7am: Final music locked.
8am: Kaduk posts final mix to Filmworkers, they retrack and Vivexx to DG Systems, the dub house.
9am: CBS's shipping deadline
Even after the deadline there was work to do, and the agency was on the edge of its seat until the broadcast.
"Account executives Cece Gobdel, Kate Wiseman, Rachel Stoll and Lauren Campbell worked the phones late into Friday night and early Saturday morning to nail down all the details of NFL approval, network approval, coach approval and all sorts of other approvals that popped up like some demonic game of legal whack-a-mole. On Friday night, they stayed at the office until 11pm, returning at 7am Saturday to keep working the problem: a long stretch they dubbed their "Element 79 Super Bowl Slumber Party," chasing down agents at press conferences, network lawyers enjoying a party on a boat in Biscayne Bay, and clients who were juggling their own approval chainsaws."
Saturday, February 3, afternoon: A CBS production assistant does the final insertion into the broadcast pods only twenty minutes before the uplink to Miami.
Sunday, February 4: Game time:
"So when the broadcast began and our 'floater' position in the first quarter didn't materialize, I figured they went back to their two-minute warning position in the second quarter. Things were still looking great. Our announcer Jim Nantz made good on his promise to set up our spot by once again, specifically referencing the Lovie/Tony achievement to keep it fresh in viewers' minds. Then the next pod of commercials ran without our spot. But they did show the second consumer-generated Doritos ad.

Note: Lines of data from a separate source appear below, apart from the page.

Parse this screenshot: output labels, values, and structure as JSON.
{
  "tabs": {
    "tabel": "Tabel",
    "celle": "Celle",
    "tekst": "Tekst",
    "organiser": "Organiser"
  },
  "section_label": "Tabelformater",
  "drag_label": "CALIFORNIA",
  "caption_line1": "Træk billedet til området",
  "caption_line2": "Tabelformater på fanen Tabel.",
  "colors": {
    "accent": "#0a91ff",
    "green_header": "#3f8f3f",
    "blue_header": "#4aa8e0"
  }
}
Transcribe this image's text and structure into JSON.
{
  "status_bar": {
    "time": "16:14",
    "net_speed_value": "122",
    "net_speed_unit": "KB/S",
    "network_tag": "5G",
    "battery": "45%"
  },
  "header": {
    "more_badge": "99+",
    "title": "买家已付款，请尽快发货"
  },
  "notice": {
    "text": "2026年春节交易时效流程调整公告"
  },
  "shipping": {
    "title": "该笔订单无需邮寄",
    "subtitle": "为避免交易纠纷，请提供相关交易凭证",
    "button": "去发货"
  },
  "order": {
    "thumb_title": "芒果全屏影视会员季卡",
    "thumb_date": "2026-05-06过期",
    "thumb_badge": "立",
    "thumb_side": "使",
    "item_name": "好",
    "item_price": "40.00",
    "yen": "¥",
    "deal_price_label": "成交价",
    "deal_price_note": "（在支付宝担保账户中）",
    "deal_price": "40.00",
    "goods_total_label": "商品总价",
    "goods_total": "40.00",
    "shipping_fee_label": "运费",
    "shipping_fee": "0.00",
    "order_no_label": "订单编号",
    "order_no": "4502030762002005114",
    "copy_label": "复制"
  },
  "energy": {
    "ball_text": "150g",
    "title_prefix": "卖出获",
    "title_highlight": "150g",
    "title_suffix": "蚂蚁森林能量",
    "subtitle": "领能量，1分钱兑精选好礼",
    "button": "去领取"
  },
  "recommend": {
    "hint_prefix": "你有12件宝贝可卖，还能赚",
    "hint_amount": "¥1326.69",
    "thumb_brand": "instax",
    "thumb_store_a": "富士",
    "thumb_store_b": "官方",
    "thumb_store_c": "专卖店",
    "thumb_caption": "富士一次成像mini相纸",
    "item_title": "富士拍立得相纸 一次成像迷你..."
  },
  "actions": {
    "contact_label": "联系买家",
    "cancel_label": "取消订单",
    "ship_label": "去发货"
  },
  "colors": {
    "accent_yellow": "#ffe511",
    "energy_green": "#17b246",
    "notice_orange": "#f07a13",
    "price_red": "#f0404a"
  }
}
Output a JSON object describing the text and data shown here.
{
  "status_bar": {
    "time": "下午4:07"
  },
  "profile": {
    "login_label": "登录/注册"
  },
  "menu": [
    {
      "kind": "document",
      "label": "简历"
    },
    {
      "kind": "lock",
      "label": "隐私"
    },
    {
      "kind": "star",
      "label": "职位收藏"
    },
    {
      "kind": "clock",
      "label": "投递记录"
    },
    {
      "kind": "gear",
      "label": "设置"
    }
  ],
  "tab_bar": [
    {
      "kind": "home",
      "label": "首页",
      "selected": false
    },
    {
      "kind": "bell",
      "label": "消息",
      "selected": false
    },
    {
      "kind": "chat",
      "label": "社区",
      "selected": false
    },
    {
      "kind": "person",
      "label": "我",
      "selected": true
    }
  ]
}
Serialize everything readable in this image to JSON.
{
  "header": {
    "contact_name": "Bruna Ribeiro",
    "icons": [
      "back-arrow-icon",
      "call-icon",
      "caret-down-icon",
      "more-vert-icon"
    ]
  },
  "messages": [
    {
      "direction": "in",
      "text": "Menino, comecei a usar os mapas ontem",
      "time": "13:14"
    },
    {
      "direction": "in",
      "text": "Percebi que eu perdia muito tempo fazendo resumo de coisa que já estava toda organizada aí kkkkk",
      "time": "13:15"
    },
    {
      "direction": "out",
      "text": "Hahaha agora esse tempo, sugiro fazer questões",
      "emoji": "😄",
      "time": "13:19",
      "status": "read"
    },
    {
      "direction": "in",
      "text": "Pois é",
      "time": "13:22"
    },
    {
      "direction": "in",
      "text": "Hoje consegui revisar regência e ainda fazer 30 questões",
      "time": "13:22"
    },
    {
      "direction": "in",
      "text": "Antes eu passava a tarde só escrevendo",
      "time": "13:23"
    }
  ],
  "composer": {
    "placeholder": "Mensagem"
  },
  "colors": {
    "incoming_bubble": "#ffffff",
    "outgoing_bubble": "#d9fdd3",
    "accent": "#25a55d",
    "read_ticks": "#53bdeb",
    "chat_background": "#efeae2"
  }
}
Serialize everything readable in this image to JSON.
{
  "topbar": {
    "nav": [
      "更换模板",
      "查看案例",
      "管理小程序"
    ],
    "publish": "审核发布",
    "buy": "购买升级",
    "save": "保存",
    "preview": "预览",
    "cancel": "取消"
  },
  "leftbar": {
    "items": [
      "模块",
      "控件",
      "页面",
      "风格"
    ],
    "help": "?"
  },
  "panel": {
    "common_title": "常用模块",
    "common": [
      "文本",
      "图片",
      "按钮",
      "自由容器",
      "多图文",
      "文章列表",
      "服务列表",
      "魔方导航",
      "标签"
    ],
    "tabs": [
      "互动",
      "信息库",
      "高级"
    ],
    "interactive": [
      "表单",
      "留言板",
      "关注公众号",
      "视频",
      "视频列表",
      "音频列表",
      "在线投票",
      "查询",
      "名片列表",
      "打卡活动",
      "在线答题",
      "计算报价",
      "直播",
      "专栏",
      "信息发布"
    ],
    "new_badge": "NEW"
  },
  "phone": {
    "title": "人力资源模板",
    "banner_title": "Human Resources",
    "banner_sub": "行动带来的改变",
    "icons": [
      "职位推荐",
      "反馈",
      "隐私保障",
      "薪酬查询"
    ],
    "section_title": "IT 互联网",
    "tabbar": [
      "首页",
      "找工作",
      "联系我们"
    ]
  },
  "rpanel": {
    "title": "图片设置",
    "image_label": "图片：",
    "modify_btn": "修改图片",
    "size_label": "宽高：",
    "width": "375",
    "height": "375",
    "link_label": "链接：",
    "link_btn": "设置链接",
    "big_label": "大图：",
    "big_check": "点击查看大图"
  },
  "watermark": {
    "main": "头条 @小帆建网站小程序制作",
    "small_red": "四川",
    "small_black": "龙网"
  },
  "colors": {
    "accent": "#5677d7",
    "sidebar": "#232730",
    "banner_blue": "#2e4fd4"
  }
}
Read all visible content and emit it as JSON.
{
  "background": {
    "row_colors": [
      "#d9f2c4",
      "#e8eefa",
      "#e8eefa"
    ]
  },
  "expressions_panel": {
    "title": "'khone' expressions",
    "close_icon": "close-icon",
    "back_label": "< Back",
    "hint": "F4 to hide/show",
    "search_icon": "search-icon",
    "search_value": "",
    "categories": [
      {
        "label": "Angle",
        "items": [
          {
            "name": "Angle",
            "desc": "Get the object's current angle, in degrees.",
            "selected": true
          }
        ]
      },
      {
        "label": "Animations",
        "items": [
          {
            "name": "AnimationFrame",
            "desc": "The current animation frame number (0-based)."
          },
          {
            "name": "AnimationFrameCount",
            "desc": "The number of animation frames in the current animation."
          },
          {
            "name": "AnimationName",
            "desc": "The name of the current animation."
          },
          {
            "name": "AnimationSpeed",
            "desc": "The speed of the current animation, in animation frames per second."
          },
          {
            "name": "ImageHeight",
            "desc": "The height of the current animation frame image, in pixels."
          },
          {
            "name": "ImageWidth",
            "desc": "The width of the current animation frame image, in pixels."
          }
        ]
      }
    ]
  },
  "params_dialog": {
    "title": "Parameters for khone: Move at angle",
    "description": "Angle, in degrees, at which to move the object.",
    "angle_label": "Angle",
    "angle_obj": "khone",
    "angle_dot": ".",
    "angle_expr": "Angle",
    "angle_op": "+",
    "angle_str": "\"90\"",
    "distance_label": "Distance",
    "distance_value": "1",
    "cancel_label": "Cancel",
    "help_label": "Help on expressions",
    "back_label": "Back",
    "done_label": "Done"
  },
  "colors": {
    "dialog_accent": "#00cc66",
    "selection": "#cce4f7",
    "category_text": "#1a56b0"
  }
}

And my heart plummeted to my shoes. The woman who conformed the spot back in New York on Saturday afternoon conformed the wrong one. The two-minute warning came and went without our spot and suddenly, a week's worth of above and beyond effort was rapidly swirling down the drain.
I called Lisa's cell and she cut me off with an abrupt "We're on it, OMD is on it, we're working it from every angle."
Feeling rather nauseous, I wandered around the basement a bit. On the screen, the Bears were driving as the half wound down. They called a time-out.
And suddenly, in a situation where they'd normally stay on the field, CBS cut to a commercial. Our commercial, and only our commercial. Then they went right back to the game.
That is how close we came to losing it all, but somehow, with the combined efforts of dozens of deeply-committed team players, we snatched victory from the jaws of defeat."
Case closed? Not quite yet.
Tuesday, February 6: 2:24pm: CBS faxes official approval of the spot.